YOUR INSTRUCTIONS –
Every word of the data must be reproduced in your reply exactly.
── SUPPLIED DATA
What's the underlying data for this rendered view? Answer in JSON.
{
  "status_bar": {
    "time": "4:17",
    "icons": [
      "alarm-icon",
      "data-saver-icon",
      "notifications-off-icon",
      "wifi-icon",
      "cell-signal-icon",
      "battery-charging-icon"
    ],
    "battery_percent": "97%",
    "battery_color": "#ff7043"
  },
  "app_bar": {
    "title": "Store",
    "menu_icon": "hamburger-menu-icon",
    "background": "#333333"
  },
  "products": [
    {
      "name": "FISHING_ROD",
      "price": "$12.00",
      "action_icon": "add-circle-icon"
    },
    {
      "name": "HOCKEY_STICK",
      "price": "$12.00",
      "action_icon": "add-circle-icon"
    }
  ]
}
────
SOLUTION FOR THIS PROBLEM –
What's the underlying data for this rendered view? Answer in JSON.
{
  "status_bar": {
    "time": "4:17",
    "icons": [
      "alarm-icon",
      "data-saver-icon",
      "notifications-off-icon",
      "wifi-icon",
      "cell-signal-icon",
      "battery-charging-icon"
    ],
    "battery_percent": "97%",
    "battery_color": "#ff7043"
  },
  "app_bar": {
    "title": "Store",
    "menu_icon": "hamburger-menu-icon",
    "background": "#333333"
  },
  "products": [
    {
      "name": "FISHING_ROD",
      "price": "$12.00",
      "action_icon": "add-circle-icon"
    },
    {
      "name": "HOCKEY_STICK",
      "price": "$12.00",
      "action_icon": "add-circle-icon"
    }
  ]
}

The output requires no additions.